Give the number of lines below that contain "Документы", with no other output.

BEGIN SOURCE INFORMATION

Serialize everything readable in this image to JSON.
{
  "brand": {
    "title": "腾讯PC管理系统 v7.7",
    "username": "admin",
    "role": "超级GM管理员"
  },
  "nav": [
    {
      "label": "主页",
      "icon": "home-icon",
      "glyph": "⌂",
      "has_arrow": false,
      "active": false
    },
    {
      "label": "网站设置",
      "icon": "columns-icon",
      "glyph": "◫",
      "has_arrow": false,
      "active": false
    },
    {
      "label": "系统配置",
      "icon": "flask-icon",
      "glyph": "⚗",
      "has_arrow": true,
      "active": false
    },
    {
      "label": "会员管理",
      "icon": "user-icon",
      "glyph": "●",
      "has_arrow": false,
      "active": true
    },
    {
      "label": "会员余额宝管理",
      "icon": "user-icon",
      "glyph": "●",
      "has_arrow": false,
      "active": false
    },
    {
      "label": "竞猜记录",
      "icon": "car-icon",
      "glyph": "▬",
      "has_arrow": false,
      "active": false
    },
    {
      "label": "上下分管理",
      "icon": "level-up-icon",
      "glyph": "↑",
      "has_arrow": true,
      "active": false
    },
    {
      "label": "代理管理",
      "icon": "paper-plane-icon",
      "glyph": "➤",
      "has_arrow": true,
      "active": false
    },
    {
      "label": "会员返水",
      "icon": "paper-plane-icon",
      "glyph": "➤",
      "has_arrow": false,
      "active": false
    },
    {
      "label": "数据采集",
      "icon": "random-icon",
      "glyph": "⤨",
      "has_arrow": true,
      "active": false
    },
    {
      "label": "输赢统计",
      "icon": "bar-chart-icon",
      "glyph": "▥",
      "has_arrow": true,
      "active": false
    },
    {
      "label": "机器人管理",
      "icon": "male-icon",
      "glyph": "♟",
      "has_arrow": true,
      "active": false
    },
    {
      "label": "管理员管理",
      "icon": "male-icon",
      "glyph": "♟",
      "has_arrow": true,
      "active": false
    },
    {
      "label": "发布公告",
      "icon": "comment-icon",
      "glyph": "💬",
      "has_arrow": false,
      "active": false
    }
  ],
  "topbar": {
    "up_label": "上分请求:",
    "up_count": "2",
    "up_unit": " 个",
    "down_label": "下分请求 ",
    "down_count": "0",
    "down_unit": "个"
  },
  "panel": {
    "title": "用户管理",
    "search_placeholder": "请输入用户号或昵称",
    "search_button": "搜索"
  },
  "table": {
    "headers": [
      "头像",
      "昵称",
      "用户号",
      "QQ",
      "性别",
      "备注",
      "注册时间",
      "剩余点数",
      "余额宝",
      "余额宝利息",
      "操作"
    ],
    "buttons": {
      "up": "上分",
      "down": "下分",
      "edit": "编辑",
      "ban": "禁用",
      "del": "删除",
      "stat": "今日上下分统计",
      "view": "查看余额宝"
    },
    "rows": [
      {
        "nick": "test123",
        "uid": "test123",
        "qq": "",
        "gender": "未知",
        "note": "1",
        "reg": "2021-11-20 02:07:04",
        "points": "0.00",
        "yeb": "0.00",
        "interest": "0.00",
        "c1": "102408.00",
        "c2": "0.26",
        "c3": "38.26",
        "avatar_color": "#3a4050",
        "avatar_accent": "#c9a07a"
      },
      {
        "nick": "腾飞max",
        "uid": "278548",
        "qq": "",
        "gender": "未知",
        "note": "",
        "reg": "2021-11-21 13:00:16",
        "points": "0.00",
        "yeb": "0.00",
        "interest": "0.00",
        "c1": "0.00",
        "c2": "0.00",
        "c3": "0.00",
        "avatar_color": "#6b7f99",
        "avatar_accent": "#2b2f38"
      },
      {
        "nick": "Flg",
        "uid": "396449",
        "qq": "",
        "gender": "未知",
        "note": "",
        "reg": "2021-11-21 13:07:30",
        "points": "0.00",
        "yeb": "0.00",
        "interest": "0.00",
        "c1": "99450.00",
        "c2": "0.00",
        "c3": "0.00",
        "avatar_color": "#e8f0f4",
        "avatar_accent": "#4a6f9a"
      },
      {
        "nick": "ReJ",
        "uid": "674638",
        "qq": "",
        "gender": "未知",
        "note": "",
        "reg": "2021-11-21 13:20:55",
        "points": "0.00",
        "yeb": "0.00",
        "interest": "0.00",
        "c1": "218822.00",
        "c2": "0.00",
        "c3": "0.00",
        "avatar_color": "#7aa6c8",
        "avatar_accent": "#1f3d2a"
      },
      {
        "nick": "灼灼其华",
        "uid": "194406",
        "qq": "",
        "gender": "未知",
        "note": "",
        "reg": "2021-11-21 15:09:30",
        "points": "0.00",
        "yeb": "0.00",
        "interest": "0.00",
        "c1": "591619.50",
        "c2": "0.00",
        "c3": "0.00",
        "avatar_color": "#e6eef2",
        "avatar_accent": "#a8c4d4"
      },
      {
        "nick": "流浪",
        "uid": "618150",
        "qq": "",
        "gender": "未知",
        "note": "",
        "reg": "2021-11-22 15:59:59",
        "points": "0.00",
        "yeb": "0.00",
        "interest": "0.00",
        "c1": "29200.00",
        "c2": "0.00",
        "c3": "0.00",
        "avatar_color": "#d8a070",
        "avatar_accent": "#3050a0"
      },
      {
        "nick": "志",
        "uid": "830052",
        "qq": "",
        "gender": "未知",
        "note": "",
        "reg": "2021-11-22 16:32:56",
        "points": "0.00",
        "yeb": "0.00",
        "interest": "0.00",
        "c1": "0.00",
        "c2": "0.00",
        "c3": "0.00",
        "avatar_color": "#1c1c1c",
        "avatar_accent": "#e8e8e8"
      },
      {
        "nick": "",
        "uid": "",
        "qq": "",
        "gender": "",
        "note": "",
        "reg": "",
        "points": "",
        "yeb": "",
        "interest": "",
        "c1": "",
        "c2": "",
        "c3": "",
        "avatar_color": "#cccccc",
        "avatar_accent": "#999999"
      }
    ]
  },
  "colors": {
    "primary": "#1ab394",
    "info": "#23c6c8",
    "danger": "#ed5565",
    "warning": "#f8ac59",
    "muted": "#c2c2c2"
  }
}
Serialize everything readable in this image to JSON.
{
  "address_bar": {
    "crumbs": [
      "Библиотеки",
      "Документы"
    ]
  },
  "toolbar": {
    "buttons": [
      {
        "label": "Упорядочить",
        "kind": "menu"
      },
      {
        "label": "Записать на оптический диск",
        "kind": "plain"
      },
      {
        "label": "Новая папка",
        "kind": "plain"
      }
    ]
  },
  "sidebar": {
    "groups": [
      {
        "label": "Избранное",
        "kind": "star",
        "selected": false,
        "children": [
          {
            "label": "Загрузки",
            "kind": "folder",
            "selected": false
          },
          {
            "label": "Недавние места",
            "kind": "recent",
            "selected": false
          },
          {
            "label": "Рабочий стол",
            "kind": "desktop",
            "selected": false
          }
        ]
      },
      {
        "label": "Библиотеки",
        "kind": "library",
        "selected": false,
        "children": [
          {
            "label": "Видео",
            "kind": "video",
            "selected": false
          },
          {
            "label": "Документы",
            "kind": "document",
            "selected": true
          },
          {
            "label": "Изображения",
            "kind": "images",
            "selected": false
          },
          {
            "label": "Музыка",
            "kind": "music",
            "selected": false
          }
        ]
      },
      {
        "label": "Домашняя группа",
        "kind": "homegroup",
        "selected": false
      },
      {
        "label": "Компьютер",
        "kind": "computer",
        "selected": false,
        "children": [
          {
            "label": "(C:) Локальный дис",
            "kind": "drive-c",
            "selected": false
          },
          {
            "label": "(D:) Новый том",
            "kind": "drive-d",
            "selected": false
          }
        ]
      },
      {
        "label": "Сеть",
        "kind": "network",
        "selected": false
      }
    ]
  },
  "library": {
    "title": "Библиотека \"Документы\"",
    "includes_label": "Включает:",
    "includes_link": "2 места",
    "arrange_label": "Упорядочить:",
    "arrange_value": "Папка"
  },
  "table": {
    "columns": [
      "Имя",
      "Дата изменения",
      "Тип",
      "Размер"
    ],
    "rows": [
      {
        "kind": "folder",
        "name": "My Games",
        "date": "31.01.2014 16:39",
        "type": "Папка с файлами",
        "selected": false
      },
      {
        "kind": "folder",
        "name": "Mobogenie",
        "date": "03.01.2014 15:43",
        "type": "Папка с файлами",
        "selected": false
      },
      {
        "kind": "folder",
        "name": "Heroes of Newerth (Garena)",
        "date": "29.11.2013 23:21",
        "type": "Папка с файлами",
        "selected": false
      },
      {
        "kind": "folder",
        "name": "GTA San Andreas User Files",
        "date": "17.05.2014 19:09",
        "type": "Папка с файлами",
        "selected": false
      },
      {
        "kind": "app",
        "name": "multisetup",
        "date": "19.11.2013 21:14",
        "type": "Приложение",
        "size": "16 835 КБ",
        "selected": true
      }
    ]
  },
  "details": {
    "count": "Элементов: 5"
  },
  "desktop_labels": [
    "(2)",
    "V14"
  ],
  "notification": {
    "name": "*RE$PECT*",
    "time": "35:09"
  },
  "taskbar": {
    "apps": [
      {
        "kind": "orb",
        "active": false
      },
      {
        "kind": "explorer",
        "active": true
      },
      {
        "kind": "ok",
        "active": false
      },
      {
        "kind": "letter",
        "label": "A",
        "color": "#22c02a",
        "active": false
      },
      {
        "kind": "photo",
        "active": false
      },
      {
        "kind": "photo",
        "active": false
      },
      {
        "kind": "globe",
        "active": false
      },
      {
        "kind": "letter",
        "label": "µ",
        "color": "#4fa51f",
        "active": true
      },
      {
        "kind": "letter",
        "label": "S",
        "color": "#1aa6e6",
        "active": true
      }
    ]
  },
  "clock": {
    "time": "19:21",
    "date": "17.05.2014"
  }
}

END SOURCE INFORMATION

▶ **REPLY TO THE TASK**: 3